ACCELERATING THE PACE OF INNOVATION
Meet the team taking a new approach to advancing HIV science
It can take up to 15 years for a treatment that has been in development to make its way to patients
Identifying, creating and developing a drug is a complex and rigorous scientific process that takes three steps: discovery, development and clinical trials.
The good news is that we're making every effort to shorten that time by getting our teams to work closely together in the same place. Our research facility in Branford, Connecticut houses 30 HIV specialists who work as one team at every stage of the drug development process. Their roles range from investigating the live HIV virus to better understanding how it replicates to how its cycle can be stopped.

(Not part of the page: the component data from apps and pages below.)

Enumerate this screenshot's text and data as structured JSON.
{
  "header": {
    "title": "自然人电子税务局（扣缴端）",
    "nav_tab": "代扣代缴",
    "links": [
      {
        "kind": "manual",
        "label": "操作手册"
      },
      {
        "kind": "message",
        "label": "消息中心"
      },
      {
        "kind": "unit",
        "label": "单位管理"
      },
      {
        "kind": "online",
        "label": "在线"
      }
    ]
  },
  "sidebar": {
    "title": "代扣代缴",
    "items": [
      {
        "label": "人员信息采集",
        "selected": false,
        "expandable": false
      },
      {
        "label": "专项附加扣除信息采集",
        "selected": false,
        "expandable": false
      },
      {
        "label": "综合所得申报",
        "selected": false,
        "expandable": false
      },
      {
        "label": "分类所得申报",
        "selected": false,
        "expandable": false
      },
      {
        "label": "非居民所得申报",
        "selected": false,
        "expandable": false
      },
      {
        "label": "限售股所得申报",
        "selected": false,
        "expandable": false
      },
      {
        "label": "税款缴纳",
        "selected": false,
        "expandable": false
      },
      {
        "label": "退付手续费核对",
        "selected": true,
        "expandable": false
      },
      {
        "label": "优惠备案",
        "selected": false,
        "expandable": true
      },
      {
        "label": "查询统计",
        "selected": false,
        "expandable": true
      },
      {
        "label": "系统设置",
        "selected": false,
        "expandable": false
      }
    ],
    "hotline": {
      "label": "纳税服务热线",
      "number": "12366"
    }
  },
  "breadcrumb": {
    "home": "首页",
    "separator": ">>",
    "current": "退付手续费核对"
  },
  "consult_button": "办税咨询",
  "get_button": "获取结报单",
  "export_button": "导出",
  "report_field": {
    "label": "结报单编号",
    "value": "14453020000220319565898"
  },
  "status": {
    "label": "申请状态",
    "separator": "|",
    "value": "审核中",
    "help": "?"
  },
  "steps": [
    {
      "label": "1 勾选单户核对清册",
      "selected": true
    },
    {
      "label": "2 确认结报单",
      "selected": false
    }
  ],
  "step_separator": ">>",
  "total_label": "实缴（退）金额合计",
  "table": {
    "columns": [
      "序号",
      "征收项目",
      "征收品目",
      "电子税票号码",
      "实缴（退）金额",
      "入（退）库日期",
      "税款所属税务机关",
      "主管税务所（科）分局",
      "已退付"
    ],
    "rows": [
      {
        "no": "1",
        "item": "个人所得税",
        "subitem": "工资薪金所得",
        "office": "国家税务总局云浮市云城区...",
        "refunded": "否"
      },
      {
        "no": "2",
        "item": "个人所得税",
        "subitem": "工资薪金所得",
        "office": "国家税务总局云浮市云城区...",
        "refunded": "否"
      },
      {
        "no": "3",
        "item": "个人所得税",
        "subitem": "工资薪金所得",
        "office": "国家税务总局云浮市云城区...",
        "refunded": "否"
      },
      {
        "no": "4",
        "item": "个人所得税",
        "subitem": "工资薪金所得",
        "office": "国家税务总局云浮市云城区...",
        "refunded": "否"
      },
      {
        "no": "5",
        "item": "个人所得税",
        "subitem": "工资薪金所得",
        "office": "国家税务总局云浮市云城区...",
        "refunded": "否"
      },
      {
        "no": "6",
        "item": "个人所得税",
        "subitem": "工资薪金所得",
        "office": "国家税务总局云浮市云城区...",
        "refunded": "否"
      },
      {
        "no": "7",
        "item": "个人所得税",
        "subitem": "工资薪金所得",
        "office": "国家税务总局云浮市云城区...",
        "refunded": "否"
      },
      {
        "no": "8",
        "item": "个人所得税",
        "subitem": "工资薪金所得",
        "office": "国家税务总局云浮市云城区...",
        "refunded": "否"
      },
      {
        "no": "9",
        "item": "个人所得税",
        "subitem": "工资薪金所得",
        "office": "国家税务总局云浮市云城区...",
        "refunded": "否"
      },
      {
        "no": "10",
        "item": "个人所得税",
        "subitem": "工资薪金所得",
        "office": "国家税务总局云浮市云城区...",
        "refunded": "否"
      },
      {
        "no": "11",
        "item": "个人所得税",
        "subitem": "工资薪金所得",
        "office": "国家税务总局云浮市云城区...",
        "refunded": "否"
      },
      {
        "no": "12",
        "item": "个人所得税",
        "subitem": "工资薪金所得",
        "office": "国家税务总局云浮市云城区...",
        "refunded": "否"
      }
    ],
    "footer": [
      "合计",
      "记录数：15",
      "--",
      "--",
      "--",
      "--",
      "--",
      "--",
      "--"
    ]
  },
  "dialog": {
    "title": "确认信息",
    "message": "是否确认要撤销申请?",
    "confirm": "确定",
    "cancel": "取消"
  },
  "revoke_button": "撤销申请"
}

What they do is put together new molecules that will be developed through specific clinical trials into potential new HIV treatments for people living with HIV (PLHIV).
These are pretty well known as stages in the drug development industry, but we like to do things differently at ViiV Healthcare; we take advantage of the fact that our scientists are all working in the same facility.
Designing new molecules to treat PLHIV
John Kadow, our Senior Director of Medicinal Chemistry works with a number of specialists, including biologists, virologists
When our specialists are developing a drug, as John mentions, we need to begin with a “starting point”. This will often happen with the identification of a possible target for a drug to act upon. This could, for example, be against a specific stage in the replication of the virus or when it infects other healthy cells.
Our team uses computer
It’s not always easy here. Chemists may develop a compound that performs well against the virus but they may also find that its properties are too toxic. Reducing the toxicity of HIV treatments has been a long-term focus for ViiV Healthcare, particularly as modern antiretroviral treatments (ART) have enabled PLHIV to live longer.
At the point researchers identify a compound which they believe is viable from a safety and efficacy perspective; there are still several years of vigorous testing to go, involving both in vitro (Latin for ‘within glass’) and in vivo (Latin for ‘in the living) experiments, before it can even be considered for approval for human use. From here, the baton is passed on to the clinical development team. But not quite...
Developing innovative drugs faster
Why are our single-minded specialists at Branford are so unique?
Max Lataillade, Head of Clinical Development at ViiV Healthcare, outlines the clinical development process:
Throughout development, medicines undergo a process divided into at least three different testing phases.
Initially, the clinical development team focuses much of its work on ensuring that the new asset or compound is ready to be tested in humans for the first time, known as phase I or First Time in Human (FTIH) testing. The next stage, phase II, includes further testing on a larger group of patients (HIV patients in this case) to determine its efficacy and any potential side effects. Finally, phase III sees the medicine trialled in a much larger patient population to further assess efficacy and monitor adverse reactions before the product is submitted for registration to the regulatory authorities.
How do drugs get to market?
Should the medicine be approved for use by patients, the clinical development team may additionally conduct further phase IV study (
The clinical development phase is